(Dataset records)
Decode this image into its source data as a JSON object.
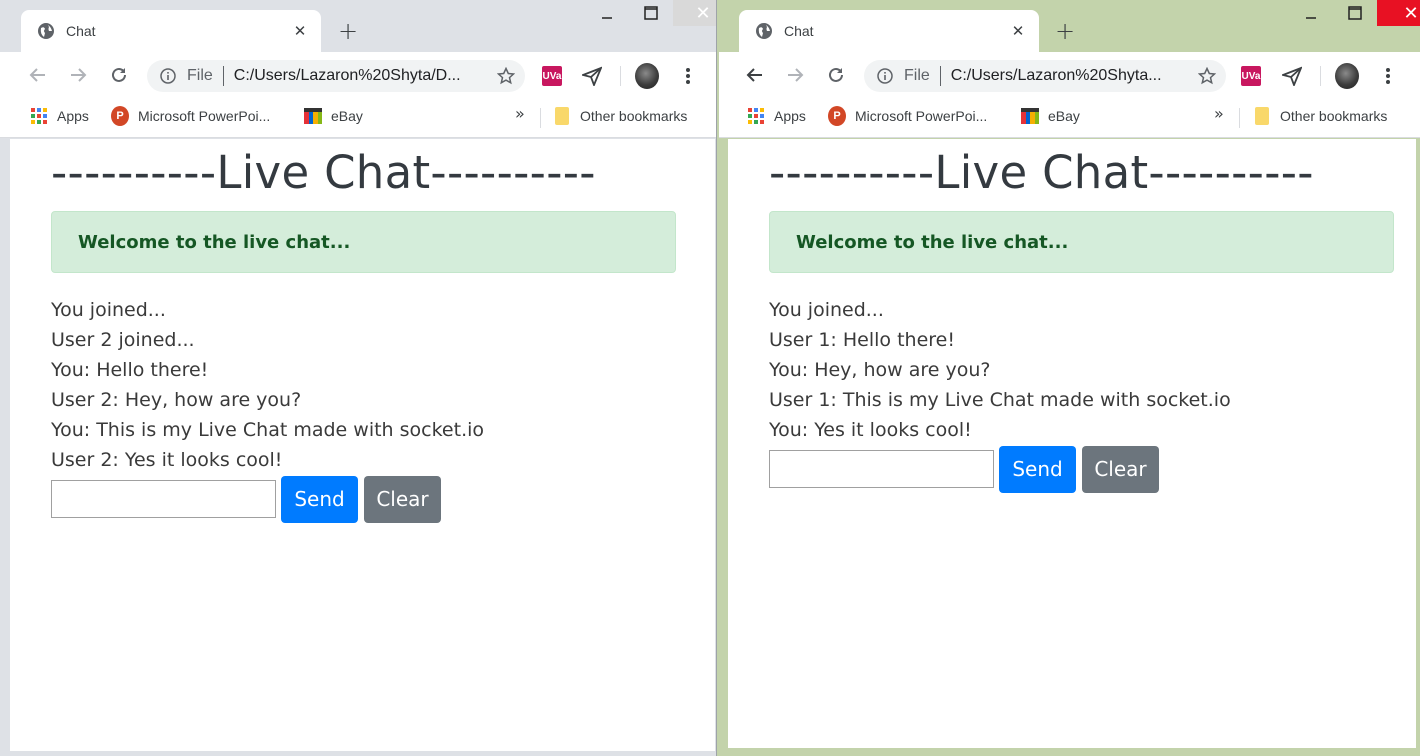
{
  "windows": [
    {
      "tab_title": "Chat",
      "omnibox": {
        "scheme": "File",
        "url": "C:/Users/Lazaron%20Shyta/D..."
      },
      "bookmarks": {
        "apps": "Apps",
        "powerpoint": "Microsoft PowerPoi...",
        "ebay": "eBay",
        "overflow": "»",
        "other": "Other bookmarks"
      },
      "page": {
        "title": "----------Live Chat----------",
        "alert": "Welcome to the live chat...",
        "messages": [
          "You joined...",
          "User 2 joined...",
          "You: Hello there!",
          "User 2: Hey, how are you?",
          "You: This is my Live Chat made with socket.io",
          "User 2: Yes it looks cool!"
        ],
        "input_value": "",
        "send_label": "Send",
        "clear_label": "Clear"
      }
    },
    {
      "tab_title": "Chat",
      "omnibox": {
        "scheme": "File",
        "url": "C:/Users/Lazaron%20Shyta..."
      },
      "bookmarks": {
        "apps": "Apps",
        "powerpoint": "Microsoft PowerPoi...",
        "ebay": "eBay",
        "overflow": "»",
        "other": "Other bookmarks"
      },
      "page": {
        "title": "----------Live Chat----------",
        "alert": "Welcome to the live chat...",
        "messages": [
          "You joined...",
          "User 1: Hello there!",
          "You: Hey, how are you?",
          "User 1: This is my Live Chat made with socket.io",
          "You: Yes it looks cool!"
        ],
        "input_value": "",
        "send_label": "Send",
        "clear_label": "Clear"
      }
    }
  ],
  "icons": {
    "favicon": "globe-icon",
    "tab_close": "close-icon",
    "new_tab": "plus-icon",
    "back": "arrow-left-icon",
    "forward": "arrow-right-icon",
    "reload": "reload-icon",
    "site_info": "info-icon",
    "bookmark_star": "star-icon",
    "extension_uva": "uva-extension-icon",
    "extension_send": "paper-plane-icon",
    "profile": "avatar",
    "menu": "kebab-menu-icon"
  },
  "colors": {
    "send_button": "#007bff",
    "clear_button": "#6c757d",
    "alert_bg": "#d4edda",
    "alert_text": "#155724",
    "close_active": "#e81123"
  }
}
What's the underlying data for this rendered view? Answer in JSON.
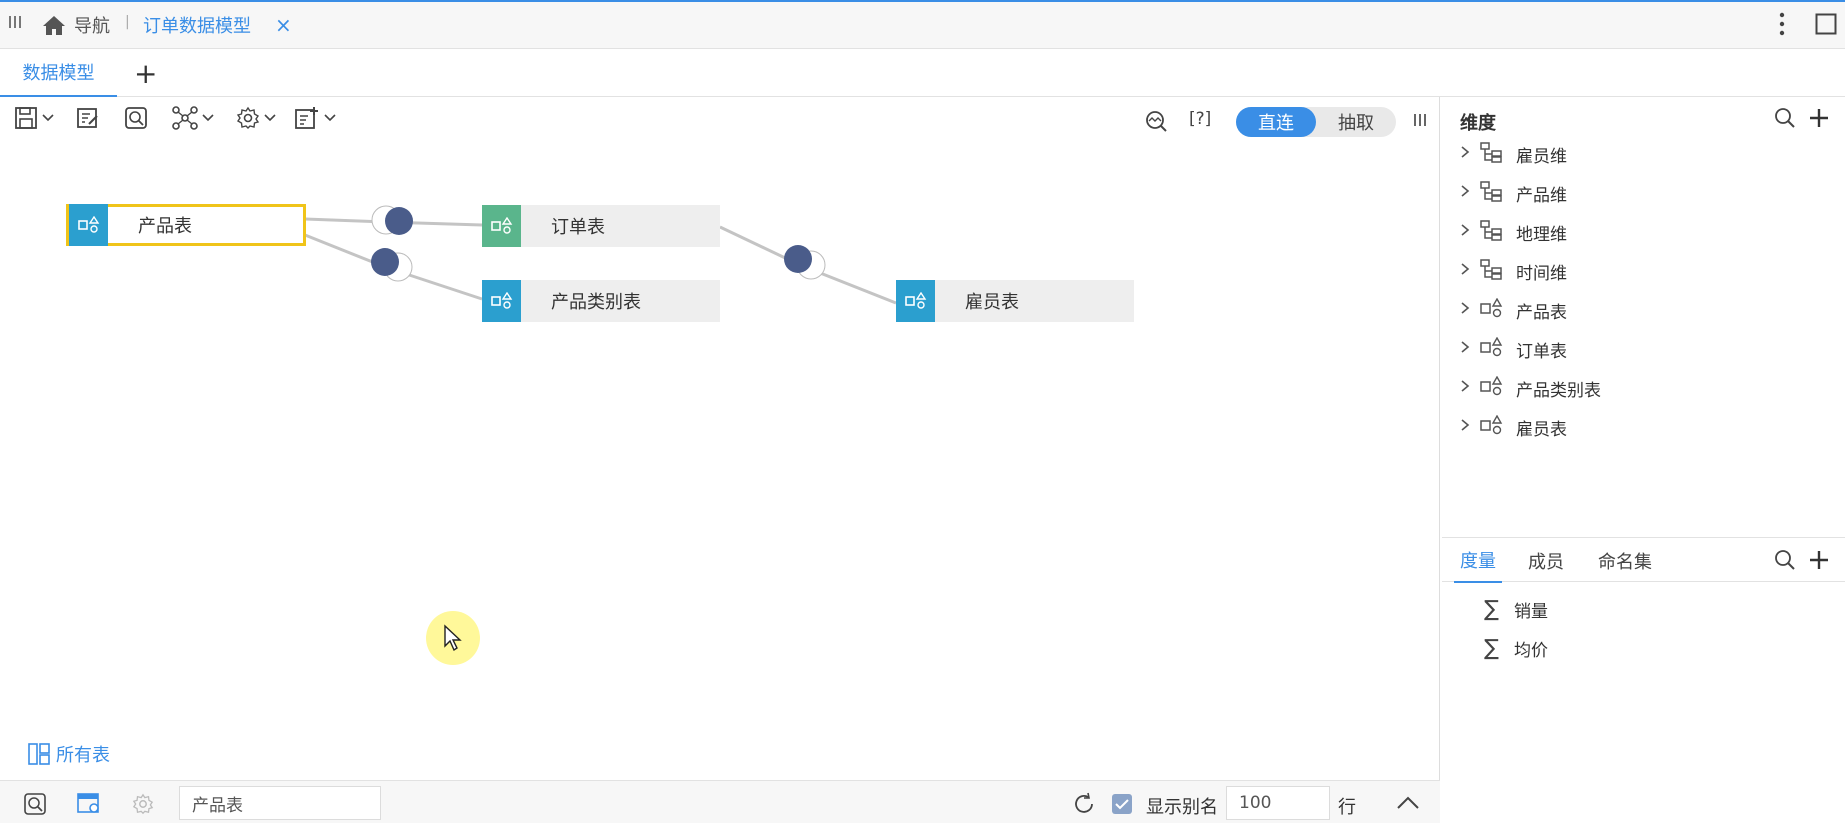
{
  "nav": {
    "menu_icon": "grip-lines-icon",
    "home_label": "导航",
    "separator": "|",
    "active_tab_label": "订单数据模型",
    "close_glyph": "×"
  },
  "tabs": {
    "active_label": "数据模型",
    "add_glyph": "+"
  },
  "toolbar": {
    "help_label": "[?]",
    "mode_on": "直连",
    "mode_off": "抽取"
  },
  "canvas": {
    "nodes": [
      {
        "label": "产品表",
        "selected": true,
        "icon_color": "#2b9fcf"
      },
      {
        "label": "订单表",
        "selected": false,
        "icon_color": "#5ab58c"
      },
      {
        "label": "产品类别表",
        "selected": false,
        "icon_color": "#2b9fcf"
      },
      {
        "label": "雇员表",
        "selected": false,
        "icon_color": "#2b9fcf"
      }
    ],
    "all_tables_label": "所有表"
  },
  "right_panel": {
    "dimension_title": "维度",
    "dimensions": [
      {
        "label": "雇员维",
        "icon": "hierarchy-icon"
      },
      {
        "label": "产品维",
        "icon": "hierarchy-icon"
      },
      {
        "label": "地理维",
        "icon": "hierarchy-icon"
      },
      {
        "label": "时间维",
        "icon": "hierarchy-icon"
      },
      {
        "label": "产品表",
        "icon": "table-dim-icon"
      },
      {
        "label": "订单表",
        "icon": "table-dim-icon"
      },
      {
        "label": "产品类别表",
        "icon": "table-dim-icon"
      },
      {
        "label": "雇员表",
        "icon": "table-dim-icon"
      }
    ],
    "tabs": [
      {
        "label": "度量",
        "active": true
      },
      {
        "label": "成员",
        "active": false
      },
      {
        "label": "命名集",
        "active": false
      }
    ],
    "measures": [
      {
        "symbol": "∑",
        "label": "销量"
      },
      {
        "symbol": "∑",
        "label": "均价"
      }
    ]
  },
  "bottom": {
    "table_input_value": "产品表",
    "show_alias_label": "显示别名",
    "show_alias_checked": true,
    "rows_value": "100",
    "rows_unit": "行"
  },
  "colors": {
    "accent": "#3a8ee6",
    "join_dot": "#4a5c8a",
    "selection": "#f0c419"
  }
}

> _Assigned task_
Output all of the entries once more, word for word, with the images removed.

> _Output of the exercise_
Decode this image into its source data as a JSON object.
{
  "windows": [
    {
      "tab_title": "Chat",
      "omnibox": {
        "scheme": "File",
        "url": "C:/Users/Lazaron%20Shyta/D..."
      },
      "bookmarks": {
        "apps": "Apps",
        "powerpoint": "Microsoft PowerPoi...",
        "ebay": "eBay",
        "overflow": "»",
        "other": "Other bookmarks"
      },
      "page": {
        "title": "----------Live Chat----------",
        "alert": "Welcome to the live chat...",
        "messages": [
          "You joined...",
          "User 2 joined...",
          "You: Hello there!",
          "User 2: Hey, how are you?",
          "You: This is my Live Chat made with socket.io",
          "User 2: Yes it looks cool!"
        ],
        "input_value": "",
        "send_label": "Send",
        "clear_label": "Clear"
      }
    },
    {
      "tab_title": "Chat",
      "omnibox": {
        "scheme": "File",
        "url": "C:/Users/Lazaron%20Shyta..."
      },
      "bookmarks": {
        "apps": "Apps",
        "powerpoint": "Microsoft PowerPoi...",
        "ebay": "eBay",
        "overflow": "»",
        "other": "Other bookmarks"
      },
      "page": {
        "title": "----------Live Chat----------",
        "alert": "Welcome to the live chat...",
        "messages": [
          "You joined...",
          "User 1: Hello there!",
          "You: Hey, how are you?",
          "User 1: This is my Live Chat made with socket.io",
          "You: Yes it looks cool!"
        ],
        "input_value": "",
        "send_label": "Send",
        "clear_label": "Clear"
      }
    }
  ],
  "icons": {
    "favicon": "globe-icon",
    "tab_close": "close-icon",
    "new_tab": "plus-icon",
    "back": "arrow-left-icon",
    "forward": "arrow-right-icon",
    "reload": "reload-icon",
    "site_info": "info-icon",
    "bookmark_star": "star-icon",
    "extension_uva": "uva-extension-icon",
    "extension_send": "paper-plane-icon",
    "profile": "avatar",
    "menu": "kebab-menu-icon"
  },
  "colors": {
    "send_button": "#007bff",
    "clear_button": "#6c757d",
    "alert_bg": "#d4edda",
    "alert_text": "#155724",
    "close_active": "#e81123"
  }
}
What's the underlying data for this rendered view? Answer in JSON.
{
  "nav": {
    "menu_icon": "grip-lines-icon",
    "home_label": "导航",
    "separator": "|",
    "active_tab_label": "订单数据模型",
    "close_glyph": "×"
  },
  "tabs": {
    "active_label": "数据模型",
    "add_glyph": "+"
  },
  "toolbar": {
    "help_label": "[?]",
    "mode_on": "直连",
    "mode_off": "抽取"
  },
  "canvas": {
    "nodes": [
      {
        "label": "产品表",
        "selected": true,
        "icon_color": "#2b9fcf"
      },
      {
        "label": "订单表",
        "selected": false,
        "icon_color": "#5ab58c"
      },
      {
        "label": "产品类别表",
        "selected": false,
        "icon_color": "#2b9fcf"
      },
      {
        "label": "雇员表",
        "selected": false,
        "icon_color": "#2b9fcf"
      }
    ],
    "all_tables_label": "所有表"
  },
  "right_panel": {
    "dimension_title": "维度",
    "dimensions": [
      {
        "label": "雇员维",
        "icon": "hierarchy-icon"
      },
      {
        "label": "产品维",
        "icon": "hierarchy-icon"
      },
      {
        "label": "地理维",
        "icon": "hierarchy-icon"
      },
      {
        "label": "时间维",
        "icon": "hierarchy-icon"
      },
      {
        "label": "产品表",
        "icon": "table-dim-icon"
      },
      {
        "label": "订单表",
        "icon": "table-dim-icon"
      },
      {
        "label": "产品类别表",
        "icon": "table-dim-icon"
      },
      {
        "label": "雇员表",
        "icon": "table-dim-icon"
      }
    ],
    "tabs": [
      {
        "label": "度量",
        "active": true
      },
      {
        "label": "成员",
        "active": false
      },
      {
        "label": "命名集",
        "active": false
      }
    ],
    "measures": [
      {
        "symbol": "∑",
        "label": "销量"
      },
      {
        "symbol": "∑",
        "label": "均价"
      }
    ]
  },
  "bottom": {
    "table_input_value": "产品表",
    "show_alias_label": "显示别名",
    "show_alias_checked": true,
    "rows_value": "100",
    "rows_unit": "行"
  },
  "colors": {
    "accent": "#3a8ee6",
    "join_dot": "#4a5c8a",
    "selection": "#f0c419"
  }
}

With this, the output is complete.